by Pat Goss
These days, it seems like just about every part of an automobile is somehow connected to a computer. And that means there’s something you shouldn’t do: Old-fashioned booster cables-- throw them away. Don’t use them on a computerized car. If you have something that’s pre-computer, they’re fine. But, what should you use on a computerized car? Well, you should use a lithium ion battery pack that has the protections in it to prevent surges and things like that, when you’re boosting the battery.
Alright, now, of all of the things that we see on cars that get damaged, here’s something we see quite frequently: This is an antilock brake system, or ABS, module that controls the ABS pump over here. You can see these receptacles that control these plungers that direct the flow of the brake fluid to the various wheels and makes sure that it keeps the wheel from locking up. Alright now, if you look at this thing, in here we can see that we have a lot of pins in here, and that means very simply that under this cover on the back side, we’ve got a lot of computing capability in there, and it needs it to keep you safe.

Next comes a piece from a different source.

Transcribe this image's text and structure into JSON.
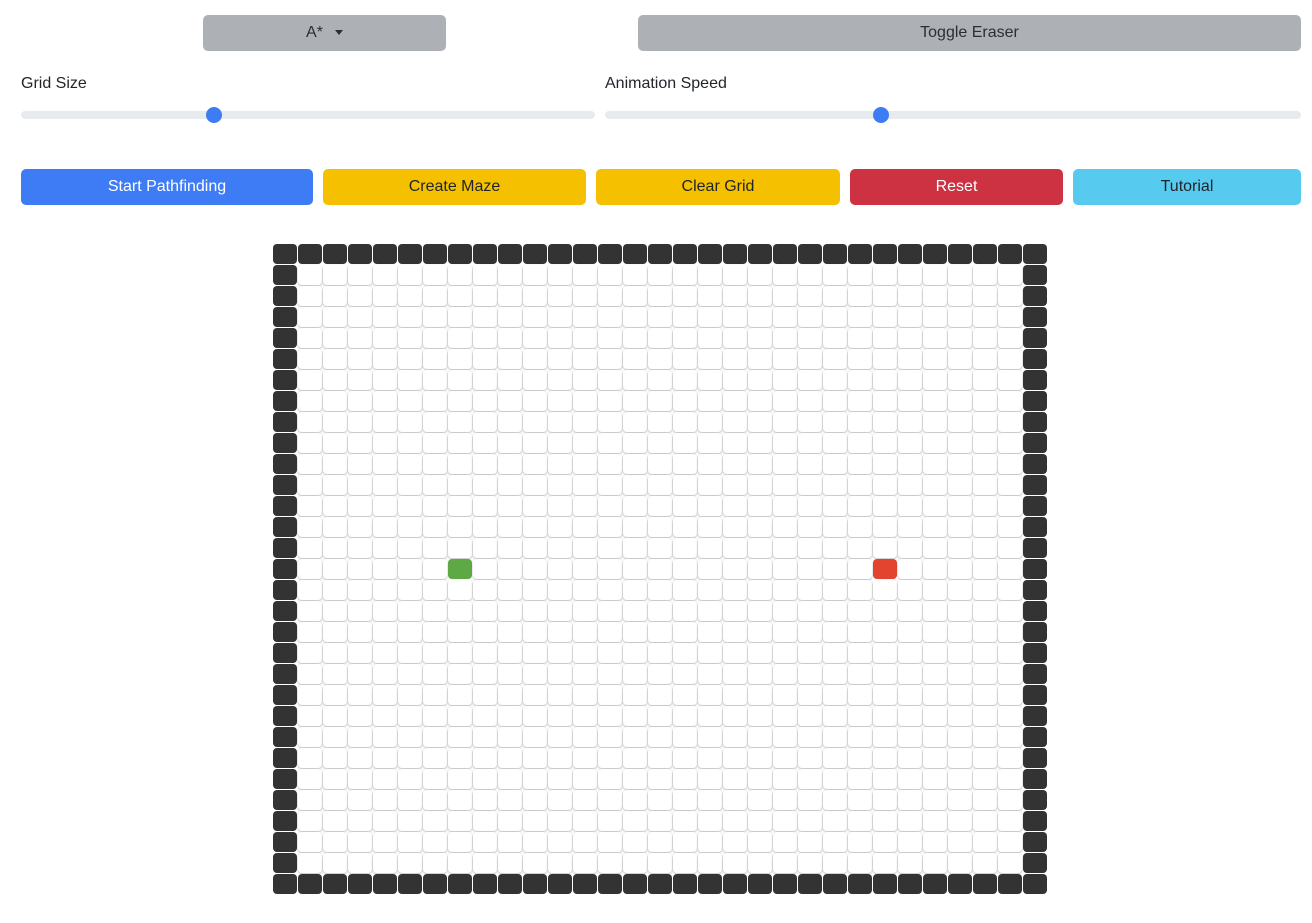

Alright, now, here’s the rub with these things: You take the car in, you’ve got an ABS light on, it’s diagnosed that it needs a module. A lot of places are going to sell you a module and a pump. Now, this can increase the price by hundreds of dollars. Now, keep in mind that you don’t always need the pair of them. Sometimes you need the pump and only the pump. Sometimes you need the module and only the module. Now the reason they sell you the combined pair is, well, liability, or maybe it’s greed, who knows? But, if you’re sold the pair, or you’re estimated the pair, before you do that you might want to get a second opinion, and you may find that you just need one of the units, not both. Now, if you just need the module, make sure that the ABS pump is properly flushed so that it lasts as long as the module.
And if you have a question or comment, drop me a line, right here at MotorWeek.